The editor's Introduction traces the background of the controversy and analyzes at length More's important revisions in his text as he worked out his view of the papal primacy. The Commentary traces the nature of the conflict between More and Luther, emphasizing the shades of development in Luther's though. Historical, biblical, and patristic allusions in the text are explicated and analyzed. The Responsio should no longer, in view of this volume, occupy the position which it has held for so long—the most neglected of all More's major works.

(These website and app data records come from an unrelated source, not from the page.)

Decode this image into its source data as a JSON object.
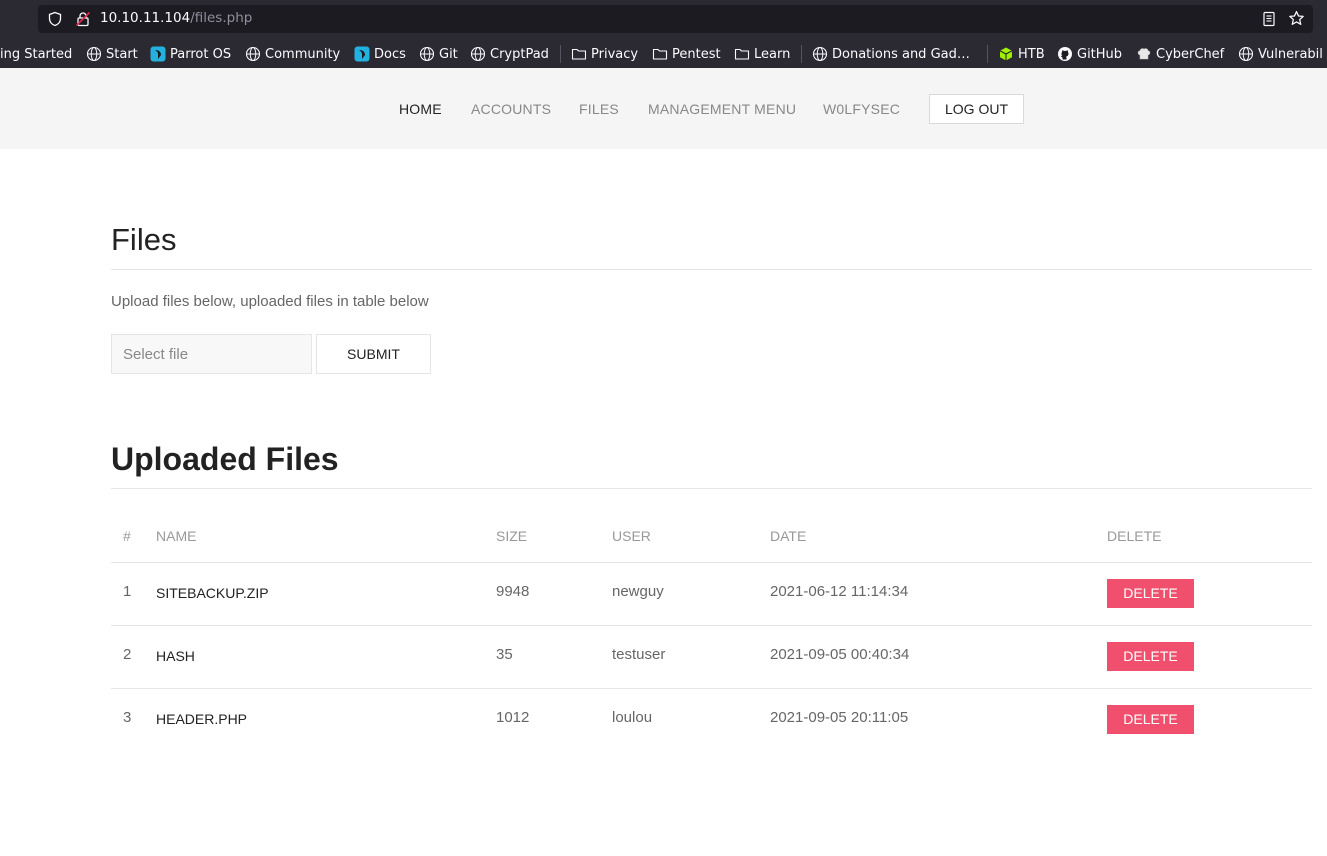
{
  "browser": {
    "url_host": "10.10.11.104",
    "url_path": "/files.php",
    "bookmarks": [
      {
        "label": "ing Started",
        "icon": "none"
      },
      {
        "label": "Start",
        "icon": "globe-icon"
      },
      {
        "label": "Parrot OS",
        "icon": "parrot-icon"
      },
      {
        "label": "Community",
        "icon": "globe-icon"
      },
      {
        "label": "Docs",
        "icon": "parrot-icon"
      },
      {
        "label": "Git",
        "icon": "globe-icon"
      },
      {
        "label": "CryptPad",
        "icon": "globe-icon"
      },
      {
        "label": "Privacy",
        "icon": "folder-icon"
      },
      {
        "label": "Pentest",
        "icon": "folder-icon"
      },
      {
        "label": "Learn",
        "icon": "folder-icon"
      },
      {
        "label": "Donations and Gad…",
        "icon": "globe-icon"
      },
      {
        "label": "HTB",
        "icon": "htb-cube-icon"
      },
      {
        "label": "GitHub",
        "icon": "github-icon"
      },
      {
        "label": "CyberChef",
        "icon": "chef-hat-icon"
      },
      {
        "label": "Vulnerabil",
        "icon": "globe-icon"
      }
    ]
  },
  "nav": {
    "items": [
      "HOME",
      "ACCOUNTS",
      "FILES",
      "MANAGEMENT MENU",
      "W0LFYSEC"
    ],
    "logout": "LOG OUT"
  },
  "files": {
    "title": "Files",
    "description": "Upload files below, uploaded files in table below",
    "file_placeholder": "Select file",
    "submit": "SUBMIT"
  },
  "uploaded": {
    "title": "Uploaded Files",
    "columns": [
      "#",
      "NAME",
      "SIZE",
      "USER",
      "DATE",
      "DELETE"
    ],
    "rows": [
      {
        "num": "1",
        "name": "SITEBACKUP.ZIP",
        "size": "9948",
        "user": "newguy",
        "date": "2021-06-12 11:14:34",
        "action": "DELETE"
      },
      {
        "num": "2",
        "name": "HASH",
        "size": "35",
        "user": "testuser",
        "date": "2021-09-05 00:40:34",
        "action": "DELETE"
      },
      {
        "num": "3",
        "name": "HEADER.PHP",
        "size": "1012",
        "user": "loulou",
        "date": "2021-09-05 20:11:05",
        "action": "DELETE"
      }
    ]
  },
  "colors": {
    "delete_button": "#f0506e",
    "nav_background": "#f5f5f5",
    "browser_chrome": "#2b2a33"
  }
}
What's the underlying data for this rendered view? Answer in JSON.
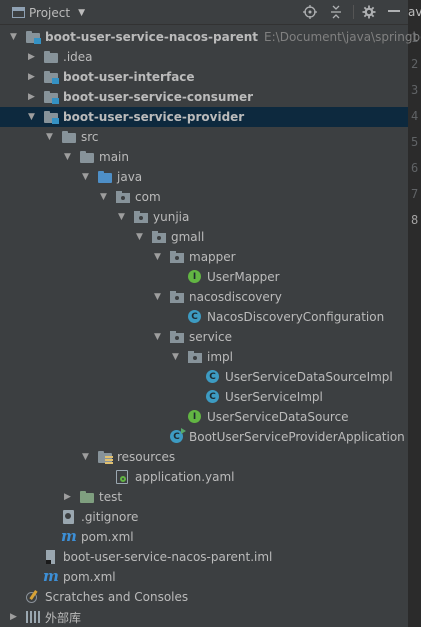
{
  "toolbar": {
    "view_label": "Project",
    "caret": "▼",
    "icons": [
      "project-icon",
      "locate-icon",
      "collapse-all-icon",
      "settings-gear-icon"
    ]
  },
  "editor": {
    "tab_fragment": "av",
    "line_numbers": [
      "1",
      "2",
      "3",
      "4",
      "5",
      "6",
      "7",
      "8"
    ]
  },
  "tree": [
    {
      "label": "boot-user-service-nacos-parent",
      "path": "E:\\Document\\java\\springboc",
      "bold": true,
      "expanded": true,
      "icon": "module-folder-icon"
    },
    {
      "label": ".idea",
      "expanded": false,
      "icon": "folder-icon"
    },
    {
      "label": "boot-user-interface",
      "bold": true,
      "expanded": false,
      "icon": "module-folder-icon"
    },
    {
      "label": "boot-user-service-consumer",
      "bold": true,
      "expanded": false,
      "icon": "module-folder-icon"
    },
    {
      "label": "boot-user-service-provider",
      "bold": true,
      "expanded": true,
      "selected": true,
      "icon": "module-folder-icon"
    },
    {
      "label": "src",
      "expanded": true,
      "icon": "folder-icon"
    },
    {
      "label": "main",
      "expanded": true,
      "icon": "folder-icon"
    },
    {
      "label": "java",
      "expanded": true,
      "icon": "source-folder-icon"
    },
    {
      "label": "com",
      "expanded": true,
      "icon": "package-icon"
    },
    {
      "label": "yunjia",
      "expanded": true,
      "icon": "package-icon"
    },
    {
      "label": "gmall",
      "expanded": true,
      "icon": "package-icon"
    },
    {
      "label": "mapper",
      "expanded": true,
      "icon": "package-icon"
    },
    {
      "label": "UserMapper",
      "icon": "interface-icon"
    },
    {
      "label": "nacosdiscovery",
      "expanded": true,
      "icon": "package-icon"
    },
    {
      "label": "NacosDiscoveryConfiguration",
      "icon": "class-icon"
    },
    {
      "label": "service",
      "expanded": true,
      "icon": "package-icon"
    },
    {
      "label": "impl",
      "expanded": true,
      "icon": "package-icon"
    },
    {
      "label": "UserServiceDataSourceImpl",
      "icon": "class-icon"
    },
    {
      "label": "UserServiceImpl",
      "icon": "class-icon"
    },
    {
      "label": "UserServiceDataSource",
      "icon": "interface-icon"
    },
    {
      "label": "BootUserServiceProviderApplication",
      "icon": "spring-boot-class-icon"
    },
    {
      "label": "resources",
      "expanded": true,
      "icon": "resources-folder-icon"
    },
    {
      "label": "application.yaml",
      "icon": "yaml-file-icon"
    },
    {
      "label": "test",
      "expanded": false,
      "icon": "test-folder-icon"
    },
    {
      "label": ".gitignore",
      "icon": "gitignore-file-icon"
    },
    {
      "label": "pom.xml",
      "icon": "maven-icon"
    },
    {
      "label": "boot-user-service-nacos-parent.iml",
      "icon": "iml-file-icon"
    },
    {
      "label": "pom.xml",
      "icon": "maven-icon"
    },
    {
      "label": "Scratches and Consoles",
      "icon": "scratches-icon"
    },
    {
      "label": "外部库",
      "expanded": false,
      "icon": "external-libraries-icon"
    }
  ]
}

Mr. Headley is associate professor of history at the University of North Carolina. The translator, Sister Scholastica Mandeville of the Order of Sisters Adorers of the Most Precious Blood, teaches at the Provincial Motherhouse, Ruma, Illinois.